═══ RECORDS SUPPLIED ═══

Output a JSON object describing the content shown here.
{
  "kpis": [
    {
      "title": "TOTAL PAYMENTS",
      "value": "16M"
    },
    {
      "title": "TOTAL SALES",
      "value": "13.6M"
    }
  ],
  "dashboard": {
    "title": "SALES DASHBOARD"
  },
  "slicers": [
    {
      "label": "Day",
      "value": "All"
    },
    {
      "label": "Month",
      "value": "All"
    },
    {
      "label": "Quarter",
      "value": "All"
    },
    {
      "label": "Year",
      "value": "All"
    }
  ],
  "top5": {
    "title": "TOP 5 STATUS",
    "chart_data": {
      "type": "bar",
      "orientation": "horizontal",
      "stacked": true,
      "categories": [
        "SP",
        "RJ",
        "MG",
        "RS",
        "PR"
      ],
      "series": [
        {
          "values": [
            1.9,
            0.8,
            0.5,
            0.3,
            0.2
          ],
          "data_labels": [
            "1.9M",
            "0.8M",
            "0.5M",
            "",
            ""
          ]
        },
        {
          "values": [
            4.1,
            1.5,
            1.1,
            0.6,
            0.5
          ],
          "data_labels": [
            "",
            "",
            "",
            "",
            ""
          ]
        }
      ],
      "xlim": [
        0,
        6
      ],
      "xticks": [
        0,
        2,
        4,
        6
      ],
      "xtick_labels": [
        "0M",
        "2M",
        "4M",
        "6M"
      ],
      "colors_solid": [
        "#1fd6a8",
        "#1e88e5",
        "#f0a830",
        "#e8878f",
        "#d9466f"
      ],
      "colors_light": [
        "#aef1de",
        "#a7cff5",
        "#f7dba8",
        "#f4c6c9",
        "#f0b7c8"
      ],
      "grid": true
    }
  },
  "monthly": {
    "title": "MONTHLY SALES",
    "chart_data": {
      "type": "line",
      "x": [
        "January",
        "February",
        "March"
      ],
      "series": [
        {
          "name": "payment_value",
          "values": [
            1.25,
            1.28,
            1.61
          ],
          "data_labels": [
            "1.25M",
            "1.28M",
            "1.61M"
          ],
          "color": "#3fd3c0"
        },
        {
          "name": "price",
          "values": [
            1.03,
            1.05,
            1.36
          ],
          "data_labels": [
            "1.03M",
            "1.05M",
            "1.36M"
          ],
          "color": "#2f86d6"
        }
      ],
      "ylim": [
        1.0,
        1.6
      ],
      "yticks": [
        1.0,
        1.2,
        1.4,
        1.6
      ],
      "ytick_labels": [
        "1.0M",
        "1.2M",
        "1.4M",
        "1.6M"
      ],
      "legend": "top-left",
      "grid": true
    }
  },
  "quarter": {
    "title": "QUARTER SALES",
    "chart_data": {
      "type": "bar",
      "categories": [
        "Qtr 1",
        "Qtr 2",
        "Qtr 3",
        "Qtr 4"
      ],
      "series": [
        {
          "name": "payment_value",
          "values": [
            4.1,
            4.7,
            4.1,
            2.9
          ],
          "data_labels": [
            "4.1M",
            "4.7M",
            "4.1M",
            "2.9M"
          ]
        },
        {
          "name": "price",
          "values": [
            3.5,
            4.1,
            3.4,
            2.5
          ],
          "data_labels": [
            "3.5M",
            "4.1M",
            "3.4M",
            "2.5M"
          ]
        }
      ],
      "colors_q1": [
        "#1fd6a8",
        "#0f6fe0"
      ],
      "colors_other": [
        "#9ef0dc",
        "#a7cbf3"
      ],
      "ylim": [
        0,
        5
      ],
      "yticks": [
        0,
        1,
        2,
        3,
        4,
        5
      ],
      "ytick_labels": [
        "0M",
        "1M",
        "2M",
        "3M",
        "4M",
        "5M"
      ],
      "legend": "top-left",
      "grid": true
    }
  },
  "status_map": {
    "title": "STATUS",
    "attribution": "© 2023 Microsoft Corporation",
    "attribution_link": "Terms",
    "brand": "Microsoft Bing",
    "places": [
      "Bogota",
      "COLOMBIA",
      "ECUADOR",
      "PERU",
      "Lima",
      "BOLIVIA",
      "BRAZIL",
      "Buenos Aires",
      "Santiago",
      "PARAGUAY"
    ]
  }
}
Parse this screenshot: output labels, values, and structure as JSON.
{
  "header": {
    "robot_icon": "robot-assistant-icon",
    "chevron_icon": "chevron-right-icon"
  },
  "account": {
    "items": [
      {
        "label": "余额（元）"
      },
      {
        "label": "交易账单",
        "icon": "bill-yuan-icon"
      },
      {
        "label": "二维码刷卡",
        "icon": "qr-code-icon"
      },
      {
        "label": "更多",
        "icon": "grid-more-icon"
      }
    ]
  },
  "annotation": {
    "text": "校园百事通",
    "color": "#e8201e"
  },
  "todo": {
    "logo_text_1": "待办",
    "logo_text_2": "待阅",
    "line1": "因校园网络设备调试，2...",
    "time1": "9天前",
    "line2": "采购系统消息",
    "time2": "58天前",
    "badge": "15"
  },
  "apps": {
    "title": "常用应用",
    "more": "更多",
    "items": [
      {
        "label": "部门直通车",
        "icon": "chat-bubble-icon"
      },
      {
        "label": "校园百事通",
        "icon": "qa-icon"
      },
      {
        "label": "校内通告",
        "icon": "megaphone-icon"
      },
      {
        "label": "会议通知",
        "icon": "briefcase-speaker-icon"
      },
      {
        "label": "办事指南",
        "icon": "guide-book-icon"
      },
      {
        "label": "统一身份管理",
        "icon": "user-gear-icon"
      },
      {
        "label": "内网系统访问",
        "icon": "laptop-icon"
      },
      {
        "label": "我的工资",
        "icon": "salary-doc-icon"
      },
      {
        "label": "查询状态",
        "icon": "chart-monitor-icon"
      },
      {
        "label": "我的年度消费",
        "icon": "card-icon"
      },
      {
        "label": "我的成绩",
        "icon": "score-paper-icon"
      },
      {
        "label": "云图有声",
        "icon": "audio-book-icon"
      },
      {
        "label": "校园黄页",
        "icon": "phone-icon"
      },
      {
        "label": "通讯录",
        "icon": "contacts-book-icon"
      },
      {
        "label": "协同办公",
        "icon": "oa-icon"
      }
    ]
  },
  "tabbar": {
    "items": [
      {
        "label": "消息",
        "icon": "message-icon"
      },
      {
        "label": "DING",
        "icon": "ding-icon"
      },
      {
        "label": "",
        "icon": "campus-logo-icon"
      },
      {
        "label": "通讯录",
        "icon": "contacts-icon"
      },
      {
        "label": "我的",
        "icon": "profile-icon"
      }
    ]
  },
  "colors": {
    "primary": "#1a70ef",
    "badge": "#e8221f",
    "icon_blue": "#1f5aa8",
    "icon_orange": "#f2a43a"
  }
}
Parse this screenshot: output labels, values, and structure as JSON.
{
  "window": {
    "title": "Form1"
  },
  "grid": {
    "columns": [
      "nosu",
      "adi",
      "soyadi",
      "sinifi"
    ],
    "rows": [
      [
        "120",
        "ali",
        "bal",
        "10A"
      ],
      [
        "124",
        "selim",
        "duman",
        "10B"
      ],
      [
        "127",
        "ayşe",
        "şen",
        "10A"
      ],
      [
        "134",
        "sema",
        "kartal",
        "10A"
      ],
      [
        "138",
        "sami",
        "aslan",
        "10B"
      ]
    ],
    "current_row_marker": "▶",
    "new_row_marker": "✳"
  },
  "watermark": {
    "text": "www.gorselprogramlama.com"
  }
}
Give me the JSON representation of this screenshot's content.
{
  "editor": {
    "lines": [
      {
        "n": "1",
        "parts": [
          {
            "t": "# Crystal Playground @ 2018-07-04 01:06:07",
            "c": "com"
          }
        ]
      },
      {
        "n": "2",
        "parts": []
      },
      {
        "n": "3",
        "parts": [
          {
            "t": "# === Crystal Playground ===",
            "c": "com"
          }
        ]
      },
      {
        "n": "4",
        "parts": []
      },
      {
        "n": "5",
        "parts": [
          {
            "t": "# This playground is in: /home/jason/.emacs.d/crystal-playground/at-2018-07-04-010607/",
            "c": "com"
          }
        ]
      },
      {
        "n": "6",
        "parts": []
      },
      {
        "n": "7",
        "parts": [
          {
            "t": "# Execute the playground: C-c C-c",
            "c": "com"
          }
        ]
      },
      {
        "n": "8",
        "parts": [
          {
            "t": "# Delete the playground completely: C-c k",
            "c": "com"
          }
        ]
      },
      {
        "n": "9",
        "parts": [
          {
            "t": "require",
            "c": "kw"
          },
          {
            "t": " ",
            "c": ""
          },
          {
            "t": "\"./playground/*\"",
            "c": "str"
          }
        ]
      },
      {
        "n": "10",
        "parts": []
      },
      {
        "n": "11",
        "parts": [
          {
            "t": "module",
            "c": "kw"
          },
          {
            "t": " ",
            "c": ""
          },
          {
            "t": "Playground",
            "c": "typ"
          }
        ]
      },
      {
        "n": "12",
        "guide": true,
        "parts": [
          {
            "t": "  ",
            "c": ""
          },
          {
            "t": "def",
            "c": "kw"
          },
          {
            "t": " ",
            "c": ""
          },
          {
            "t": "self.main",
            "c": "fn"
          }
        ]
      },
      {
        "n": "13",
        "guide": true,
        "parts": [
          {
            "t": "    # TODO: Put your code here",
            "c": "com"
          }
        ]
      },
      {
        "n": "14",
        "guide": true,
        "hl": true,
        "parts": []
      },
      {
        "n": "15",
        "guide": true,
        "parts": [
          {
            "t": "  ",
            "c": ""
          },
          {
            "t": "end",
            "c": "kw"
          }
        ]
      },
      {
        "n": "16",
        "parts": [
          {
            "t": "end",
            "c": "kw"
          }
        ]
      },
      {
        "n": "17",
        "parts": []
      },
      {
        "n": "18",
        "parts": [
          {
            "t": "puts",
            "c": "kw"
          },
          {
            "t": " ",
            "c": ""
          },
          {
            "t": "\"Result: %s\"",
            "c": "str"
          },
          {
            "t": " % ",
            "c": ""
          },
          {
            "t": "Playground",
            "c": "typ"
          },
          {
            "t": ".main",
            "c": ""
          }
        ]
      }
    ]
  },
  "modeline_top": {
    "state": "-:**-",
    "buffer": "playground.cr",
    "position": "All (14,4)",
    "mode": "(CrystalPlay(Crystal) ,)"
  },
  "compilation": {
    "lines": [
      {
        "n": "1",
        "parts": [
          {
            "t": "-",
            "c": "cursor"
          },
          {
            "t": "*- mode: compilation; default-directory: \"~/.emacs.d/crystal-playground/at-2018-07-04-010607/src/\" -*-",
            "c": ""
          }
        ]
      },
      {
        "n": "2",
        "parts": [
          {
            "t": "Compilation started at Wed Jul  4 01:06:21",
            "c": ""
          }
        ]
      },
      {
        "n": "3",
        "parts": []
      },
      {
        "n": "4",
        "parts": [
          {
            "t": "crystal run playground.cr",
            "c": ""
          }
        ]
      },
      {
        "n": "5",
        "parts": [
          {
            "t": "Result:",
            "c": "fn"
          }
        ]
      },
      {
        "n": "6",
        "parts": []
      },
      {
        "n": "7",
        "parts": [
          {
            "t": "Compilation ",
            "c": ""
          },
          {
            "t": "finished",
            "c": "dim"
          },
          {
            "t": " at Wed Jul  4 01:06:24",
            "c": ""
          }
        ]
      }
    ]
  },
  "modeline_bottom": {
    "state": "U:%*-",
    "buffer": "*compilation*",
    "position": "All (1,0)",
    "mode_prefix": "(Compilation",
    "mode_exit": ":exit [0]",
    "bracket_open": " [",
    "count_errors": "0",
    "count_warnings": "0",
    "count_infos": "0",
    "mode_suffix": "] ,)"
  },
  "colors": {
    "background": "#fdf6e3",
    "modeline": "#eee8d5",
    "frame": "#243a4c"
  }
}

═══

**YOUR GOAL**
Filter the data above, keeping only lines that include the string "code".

**PROBLEM SOLUTION**
        "icon": "qr-code-icon"
            "t": "    # TODO: Put your code here",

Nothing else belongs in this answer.